7. “Applause,” Please: Brandon Maxwell Talks Styling Lady Gaga’s Latest Video
Remember that time in 2013 when Lady Gaga announced her new record, Artpop, and from the moment she revealed its Inez & Vinoodh-lensed album cover in July, until she hosted her raucous Art Rave release party in November, she was all anyone could talk about? Well, during the height of the Mother Monster frenzy, right after she debuted her flick for “Applause,” Style.com’s Katharine K. Zarrella spoke with her stylist, Brandon Maxwell, about the characteristically outré vintage and custom looks she donned in the music video.
6. Jeremy Scott: The New Man at Moschino
After celebrating its thirtieth anniversary in Milan, in September, Moschino appointed Jeremy Scott as its creative director. Scott, who succeeds Rossella Jardini, spoke to Style.com’s Nicole Phelps about the new gig, poking fun at fashion and sharing how he plans to bring the irreverent house into the future.

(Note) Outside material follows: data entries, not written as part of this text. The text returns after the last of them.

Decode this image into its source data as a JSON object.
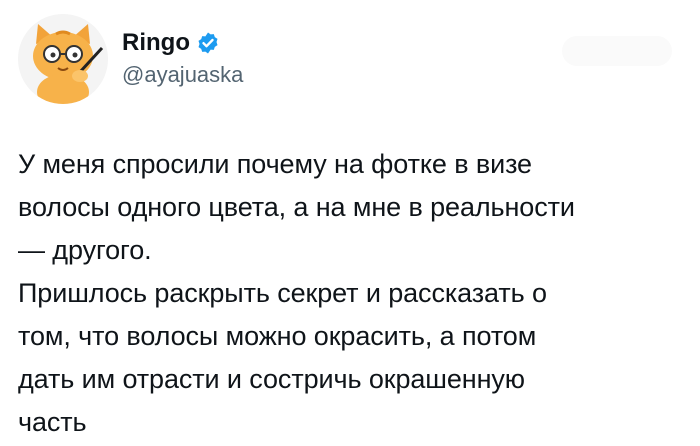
{
  "author": {
    "display_name": "Ringo",
    "handle": "@ayajuaska",
    "verified": true,
    "avatar_icon": "orange-cat-avatar",
    "verified_color": "#1d9bf0"
  },
  "tweet": {
    "paragraph_1": "У меня спросили почему на фотке в визе\nволосы одного цвета, а на мне в реальности\n— другого.",
    "paragraph_2": "Пришлось раскрыть секрет и рассказать о\nтом, что волосы можно окрасить, а потом\nдать им отрасти и состричь окрашенную\nчасть"
  }
}
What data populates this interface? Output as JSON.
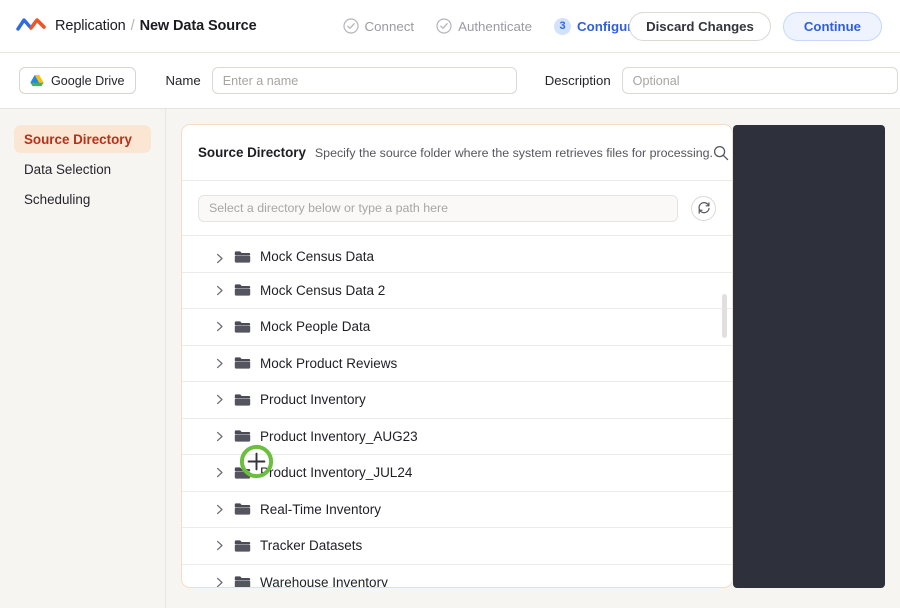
{
  "header": {
    "logo_icon": "replication-wave-logo",
    "breadcrumb_root": "Replication",
    "breadcrumb_sep": "/",
    "breadcrumb_current": "New Data Source",
    "steps": [
      {
        "label": "Connect",
        "state": "done",
        "icon": "check-circle-icon"
      },
      {
        "label": "Authenticate",
        "state": "done",
        "icon": "check-circle-icon"
      },
      {
        "label": "Configure",
        "state": "active",
        "number": "3"
      }
    ],
    "help_icon": "question-circle-icon",
    "discard_label": "Discard Changes",
    "continue_label": "Continue",
    "accent_blue": "#2f5fe0",
    "accent_orange": "#f2561f"
  },
  "subbar": {
    "source_chip_label": "Google Drive",
    "source_chip_icon": "google-drive-icon",
    "name_label": "Name",
    "name_value": "",
    "name_placeholder": "Enter a name",
    "description_label": "Description",
    "description_value": "",
    "description_placeholder": "Optional"
  },
  "sidebar": {
    "items": [
      {
        "label": "Source Directory",
        "active": true
      },
      {
        "label": "Data Selection",
        "active": false
      },
      {
        "label": "Scheduling",
        "active": false
      }
    ],
    "active_bg": "#fbe6d4",
    "active_fg": "#b3331a"
  },
  "panel": {
    "title": "Source Directory",
    "subtitle": "Specify the source folder where the system retrieves files for processing.",
    "search_icon": "search-icon",
    "path_value": "",
    "path_placeholder": "Select a directory below or type a path here",
    "refresh_icon": "refresh-icon",
    "chevron_icon": "chevron-right-icon",
    "folder_icon": "folder-icon",
    "tree_rows": [
      {
        "label": "Mock Census Data"
      },
      {
        "label": "Mock Census Data 2"
      },
      {
        "label": "Mock People Data"
      },
      {
        "label": "Mock Product Reviews"
      },
      {
        "label": "Product Inventory"
      },
      {
        "label": "Product Inventory_AUG23"
      },
      {
        "label": "Product Inventory_JUL24"
      },
      {
        "label": "Real-Time Inventory"
      },
      {
        "label": "Tracker Datasets"
      },
      {
        "label": "Warehouse Inventory"
      }
    ]
  },
  "cursor": {
    "icon": "crosshair-cursor",
    "ring_color": "#6bbf3f"
  },
  "dark_panel": {
    "color": "#2e303b"
  }
}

After a slight hiccup following its announcement earlier this week, Rick Owens’ new Web site is up and running. Owens’ collections for men and women, including his lower-priced DRKSHDW and Lilies lines and a selection of furs, will be available through e-commerce, shipping globally. The site also has an archive of Owens’ show photos, links to the labels’ various Instagram feeds, and a selection of the eternally quotable Owens’ favorite interviews—excerpted or distilled down to their key questions and answers. (Isn’t that what the Internet is for—reading shorter?) In that spirit, Style.com put a mere two questions to Owens, which he was kind enough to respond to via e-mail, with his usual all-caps zeal.
Why was it important to you to launch an online store?
IT’S IMPORTANT FOR EVERYONE TO LAUNCH AN ONLINE STORE. IT’S EVOLUTION.
Fair enough. Do you shop online?
I GET ALL MY BOOKS ON AMAZON. I LOVE BOOKSTORES BUT DON’T WANT TO CARRY A BAG OF BOOKS HOME.